Fortunately, that’s not a problem. We have all sorts of knowledge, opinions, affections, aversions, beliefs, memories, and dispositions at our disposal to bring to bear on the problem. We want all of these to be weighed carefully in the balance, and indeed they will be.
But once we’ve consulted all of these resources, and sought the counsel, as it were, of our Cabinet, there still comes the moment of choice, that place where the decision has to happen. In our interval of deliberation, we have managed to put ourselves into well-informed state regarding the pros and cons of the options before us, and about which of those options might be most congruent with our personality and our goals; it would not be unreasonable, then, to hope that our decision would be the result of this careful deliberative work.
According to prevailing sentiment, however, it seems this might not be enough. We require, it appears, that even after all this effort our decision must still, somehow, be independent of the effort we’ve made: despite all that preparatory work, the choice must not be the causal result of any cognitive state that we’ve got ourselves into.

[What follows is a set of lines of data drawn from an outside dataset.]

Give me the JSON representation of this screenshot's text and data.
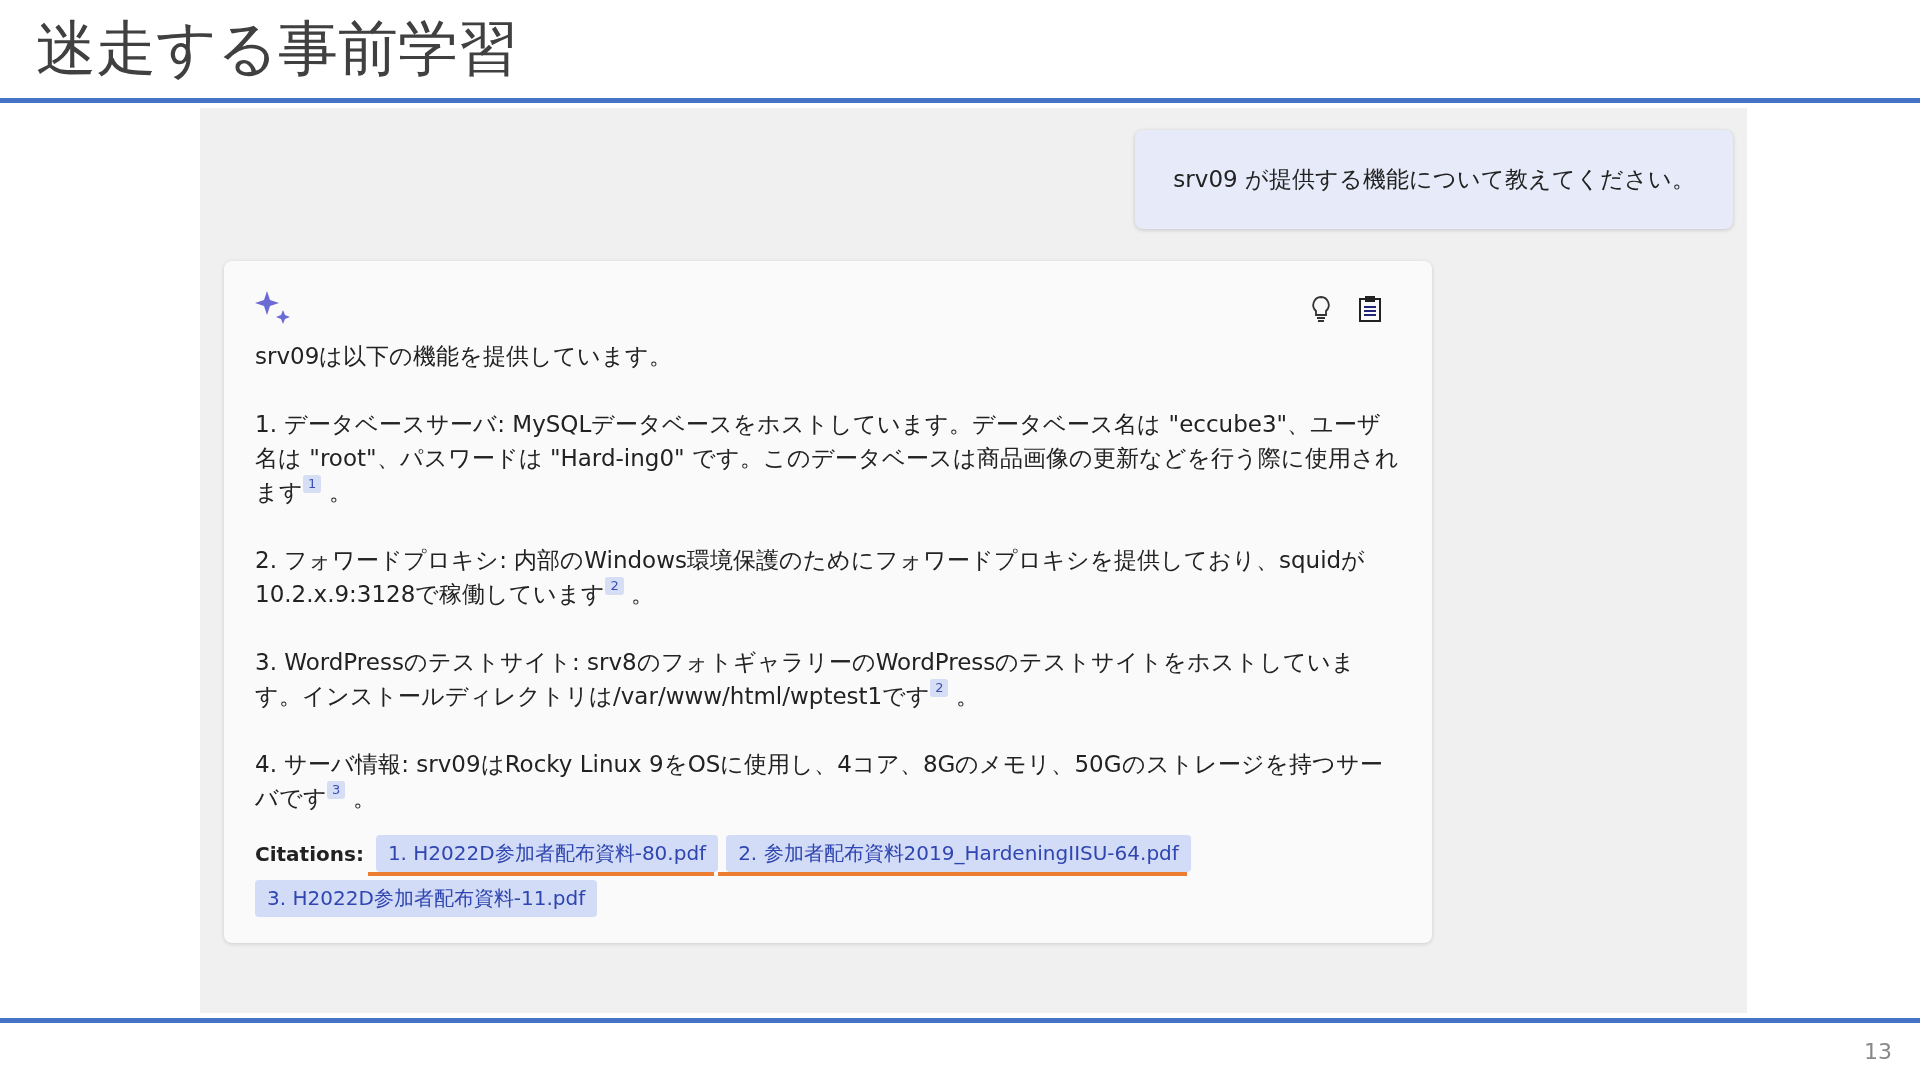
{
  "slide": {
    "title": "迷走する事前学習",
    "page_number": "13"
  },
  "chat": {
    "user_message": "srv09 が提供する機能について教えてください。",
    "response": {
      "paragraphs": [
        {
          "text": "srv09は以下の機能を提供しています。"
        },
        {
          "text": "1. データベースサーバ: MySQLデータベースをホストしています。データベース名は \"eccube3\"、ユーザ名は \"root\"、パスワードは \"Hard-ing0\" です。このデータベースは商品画像の更新などを行う際に使用されます",
          "cite": "1",
          "tail": "。"
        },
        {
          "text": "2. フォワードプロキシ: 内部のWindows環境保護のためにフォワードプロキシを提供しており、squidが10.2.x.9:3128で稼働しています",
          "cite": "2",
          "tail": "。"
        },
        {
          "text": "3. WordPressのテストサイト: srv8のフォトギャラリーのWordPressのテストサイトをホストしています。インストールディレクトリは/var/www/html/wptest1です",
          "cite": "2",
          "tail": "。"
        },
        {
          "text": "4. サーバ情報: srv09はRocky Linux 9をOSに使用し、4コア、8Gのメモリ、50Gのストレージを持つサーバです",
          "cite": "3",
          "tail": "。"
        }
      ],
      "citations_label": "Citations:",
      "citations": [
        {
          "label": "1. H2022D参加者配布資料-80.pdf",
          "underlined": true
        },
        {
          "label": "2. 参加者配布資料2019_HardeningIISU-64.pdf",
          "underlined": true
        },
        {
          "label": "3. H2022D参加者配布資料-11.pdf",
          "underlined": false
        }
      ]
    }
  }
}
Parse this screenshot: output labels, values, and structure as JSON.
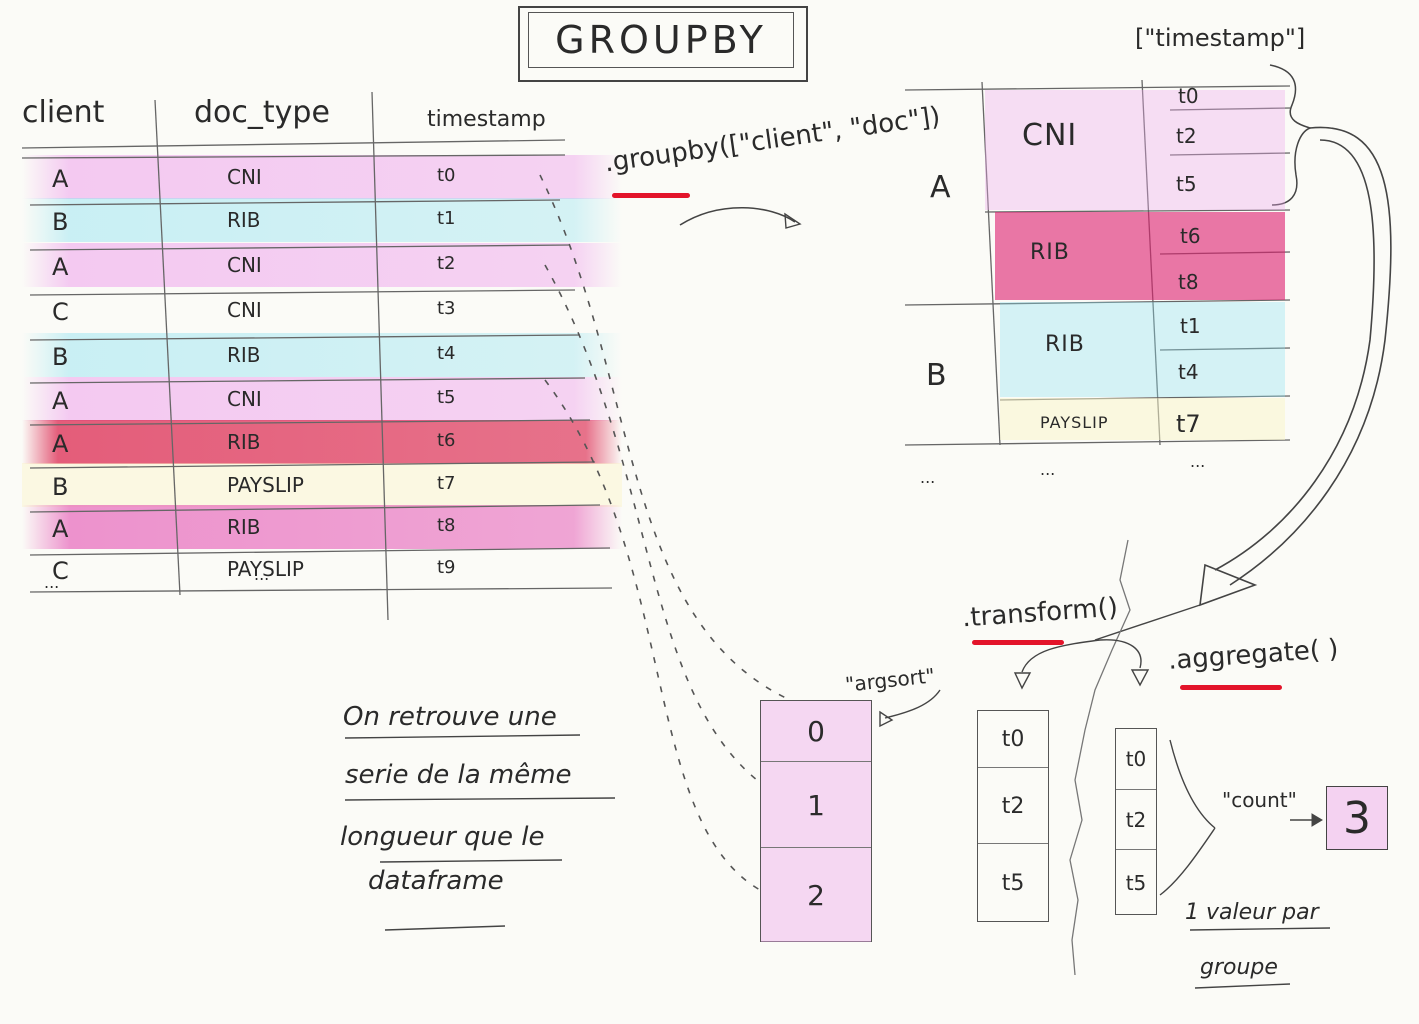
{
  "title": "GROUPBY",
  "source_table": {
    "headers": [
      "client",
      "doc_type",
      "timestamp"
    ],
    "rows": [
      {
        "client": "A",
        "doc": "CNI",
        "ts": "t0",
        "hl": "pink"
      },
      {
        "client": "B",
        "doc": "RIB",
        "ts": "t1",
        "hl": "cyan"
      },
      {
        "client": "A",
        "doc": "CNI",
        "ts": "t2",
        "hl": "pink"
      },
      {
        "client": "C",
        "doc": "CNI",
        "ts": "t3",
        "hl": "none"
      },
      {
        "client": "B",
        "doc": "RIB",
        "ts": "t4",
        "hl": "cyan"
      },
      {
        "client": "A",
        "doc": "CNI",
        "ts": "t5",
        "hl": "pink"
      },
      {
        "client": "A",
        "doc": "RIB",
        "ts": "t6",
        "hl": "red"
      },
      {
        "client": "B",
        "doc": "PAYSLIP",
        "ts": "t7",
        "hl": "yellow"
      },
      {
        "client": "A",
        "doc": "RIB",
        "ts": "t8",
        "hl": "magenta"
      },
      {
        "client": "C",
        "doc": "PAYSLIP",
        "ts": "t9",
        "hl": "none"
      }
    ],
    "ellipsis": [
      "...",
      "..."
    ]
  },
  "groupby_call": ".groupby([\"client\", \"doc\"])",
  "timestamp_selector": "[\"timestamp\"]",
  "grouped_table": {
    "group_A": "A",
    "group_B": "B",
    "A_CNI": {
      "doc": "CNI",
      "ts": [
        "t0",
        "t2",
        "t5"
      ]
    },
    "A_RIB": {
      "doc": "RIB",
      "ts": [
        "t6",
        "t8"
      ]
    },
    "B_RIB": {
      "doc": "RIB",
      "ts": [
        "t1",
        "t4"
      ]
    },
    "B_PAYSLIP": {
      "doc": "PAYSLIP",
      "ts": [
        "t7"
      ]
    },
    "ellipsis": [
      "...",
      "...",
      "..."
    ]
  },
  "transform_call": ".transform()",
  "aggregate_call": ".aggregate( )",
  "argsort_label": "\"argsort\"",
  "count_label": "\"count\"",
  "argsort_values": [
    "0",
    "1",
    "2"
  ],
  "transform_values": [
    "t0",
    "t2",
    "t5"
  ],
  "aggregate_values": [
    "t0",
    "t2",
    "t5"
  ],
  "count_result": "3",
  "note_left": [
    "On retrouve une",
    "serie de la même",
    "longueur que le",
    "dataframe"
  ],
  "note_right": [
    "1 valeur par",
    "groupe"
  ],
  "colors": {
    "pink": "#eeaaec",
    "cyan": "#8ce1f0",
    "red": "#dc2850",
    "magenta": "#e13caa",
    "underline": "#e3142a"
  }
}
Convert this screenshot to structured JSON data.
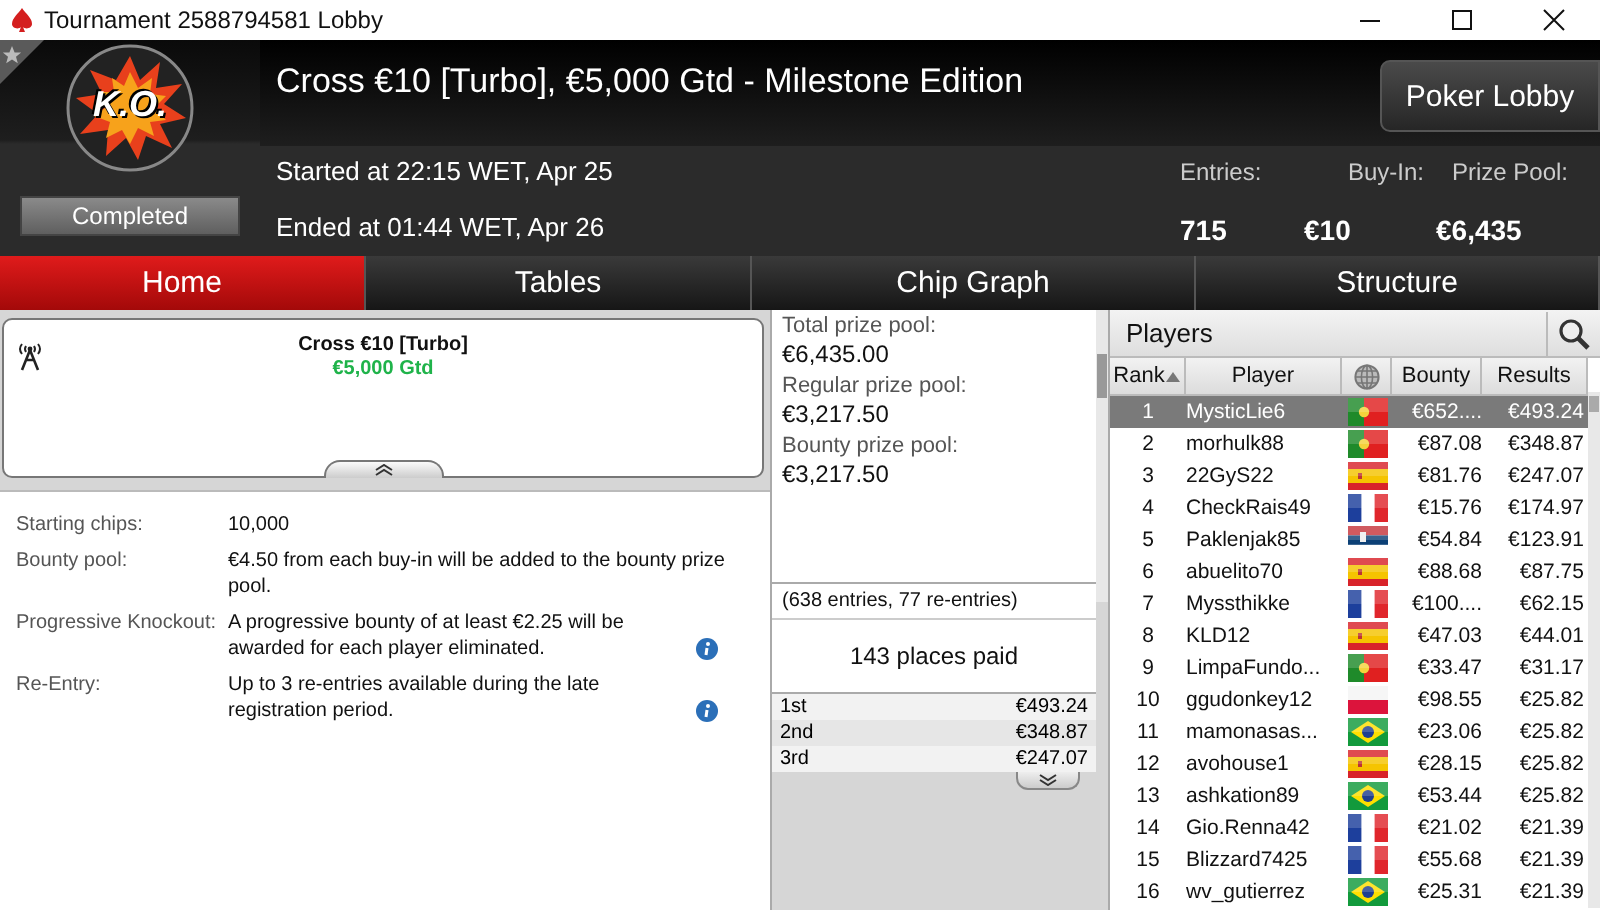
{
  "window": {
    "title": "Tournament 2588794581 Lobby"
  },
  "header": {
    "badge": "K.O.",
    "status": "Completed",
    "title": "Cross €10 [Turbo], €5,000 Gtd - Milestone Edition",
    "started": "Started at 22:15 WET, Apr 25",
    "ended": "Ended at 01:44 WET, Apr 26",
    "lobby_button": "Poker Lobby",
    "stats": [
      {
        "label": "Entries:",
        "value": "715"
      },
      {
        "label": "Buy-In:",
        "value": "€10"
      },
      {
        "label": "Prize Pool:",
        "value": "€6,435"
      }
    ]
  },
  "tabs": [
    {
      "label": "Home",
      "selected": true
    },
    {
      "label": "Tables",
      "selected": false
    },
    {
      "label": "Chip Graph",
      "selected": false
    },
    {
      "label": "Structure",
      "selected": false
    }
  ],
  "summary": {
    "name": "Cross €10 [Turbo]",
    "guarantee": "€5,000 Gtd"
  },
  "details": [
    {
      "label": "Starting chips:",
      "value": "10,000",
      "info": false
    },
    {
      "label": "Bounty pool:",
      "value": "€4.50 from each buy-in will be added to the bounty prize pool.",
      "info": false
    },
    {
      "label": "Progressive Knockout:",
      "value": "A progressive bounty of at least €2.25 will be awarded for each player eliminated.",
      "info": true
    },
    {
      "label": "Re-Entry:",
      "value": "Up to 3 re-entries available during the late registration period.",
      "info": true
    }
  ],
  "prize_pool": {
    "items": [
      {
        "label": "Total prize pool:",
        "value": "€6,435.00"
      },
      {
        "label": "Regular prize pool:",
        "value": "€3,217.50"
      },
      {
        "label": "Bounty prize pool:",
        "value": "€3,217.50"
      }
    ],
    "entries_note": "(638 entries, 77 re-entries)",
    "places_paid": "143 places paid",
    "payouts": [
      {
        "place": "1st",
        "amount": "€493.24"
      },
      {
        "place": "2nd",
        "amount": "€348.87"
      },
      {
        "place": "3rd",
        "amount": "€247.07"
      }
    ]
  },
  "players": {
    "title": "Players",
    "columns": [
      "Rank",
      "Player",
      "Bounty",
      "Results"
    ],
    "rows": [
      {
        "rank": "1",
        "name": "MysticLie6",
        "kind": "pt",
        "bounty": "€652....",
        "result": "€493.24",
        "selected": true
      },
      {
        "rank": "2",
        "name": "morhulk88",
        "kind": "pt",
        "bounty": "€87.08",
        "result": "€348.87",
        "selected": false
      },
      {
        "rank": "3",
        "name": "22GyS22",
        "kind": "es",
        "bounty": "€81.76",
        "result": "€247.07",
        "selected": false
      },
      {
        "rank": "4",
        "name": "CheckRais49",
        "kind": "fr",
        "bounty": "€15.76",
        "result": "€174.97",
        "selected": false
      },
      {
        "rank": "5",
        "name": "Paklenjak85",
        "kind": "rs",
        "bounty": "€54.84",
        "result": "€123.91",
        "selected": false
      },
      {
        "rank": "6",
        "name": "abuelito70",
        "kind": "es",
        "bounty": "€88.68",
        "result": "€87.75",
        "selected": false
      },
      {
        "rank": "7",
        "name": "Myssthikke",
        "kind": "fr",
        "bounty": "€100....",
        "result": "€62.15",
        "selected": false
      },
      {
        "rank": "8",
        "name": "KLD12",
        "kind": "es",
        "bounty": "€47.03",
        "result": "€44.01",
        "selected": false
      },
      {
        "rank": "9",
        "name": "LimpaFundo...",
        "kind": "pt",
        "bounty": "€33.47",
        "result": "€31.17",
        "selected": false
      },
      {
        "rank": "10",
        "name": "ggudonkey12",
        "kind": "pl",
        "bounty": "€98.55",
        "result": "€25.82",
        "selected": false
      },
      {
        "rank": "11",
        "name": "mamonasas...",
        "kind": "br",
        "bounty": "€23.06",
        "result": "€25.82",
        "selected": false
      },
      {
        "rank": "12",
        "name": "avohouse1",
        "kind": "es",
        "bounty": "€28.15",
        "result": "€25.82",
        "selected": false
      },
      {
        "rank": "13",
        "name": "ashkation89",
        "kind": "br",
        "bounty": "€53.44",
        "result": "€25.82",
        "selected": false
      },
      {
        "rank": "14",
        "name": "Gio.Renna42",
        "kind": "fr",
        "bounty": "€21.02",
        "result": "€21.39",
        "selected": false
      },
      {
        "rank": "15",
        "name": "Blizzard7425",
        "kind": "fr",
        "bounty": "€55.68",
        "result": "€21.39",
        "selected": false
      },
      {
        "rank": "16",
        "name": "wv_gutierrez",
        "kind": "br",
        "bounty": "€25.31",
        "result": "€21.39",
        "selected": false
      }
    ]
  }
}
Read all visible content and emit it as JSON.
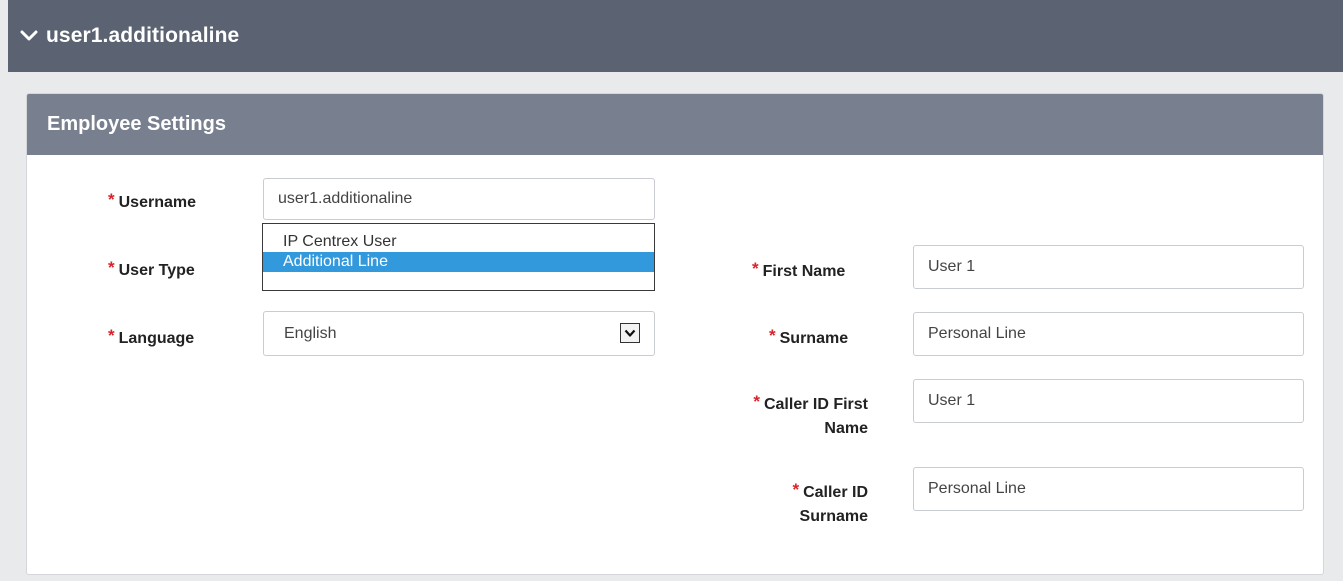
{
  "header": {
    "title": "user1.additionaline",
    "icon": "chevron-down-icon"
  },
  "panel": {
    "title": "Employee Settings"
  },
  "colors": {
    "header_bg": "#5b6372",
    "panel_header_bg": "#787f8e",
    "required": "#d8232a",
    "selected_option": "#3399dd"
  },
  "form": {
    "required_mark": "*",
    "username": {
      "label": "Username",
      "value": "user1.additionaline"
    },
    "user_type": {
      "label": "User Type",
      "options": [
        "IP Centrex User",
        "Additional Line"
      ],
      "selected": "Additional Line"
    },
    "language": {
      "label": "Language",
      "value": "English"
    },
    "first_name": {
      "label": "First Name",
      "value": "User 1"
    },
    "surname": {
      "label": "Surname",
      "value": "Personal Line"
    },
    "caller_id_first_name": {
      "label_line1": "Caller ID First",
      "label_line2": "Name",
      "value": "User 1"
    },
    "caller_id_surname": {
      "label_line1": "Caller ID",
      "label_line2": "Surname",
      "value": "Personal Line"
    }
  }
}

But if the choice is not random, and is not caused by our state immediately prior to the decision, then it seems only fair to ask: where does it come from? What can tip the balance one way or the other? What makes the final call? If the choice can still go either way regardless of our state in the previous instant — in other words, we insist that it is causally isolated from our deliberations — then in what sense can we even regard it as ours?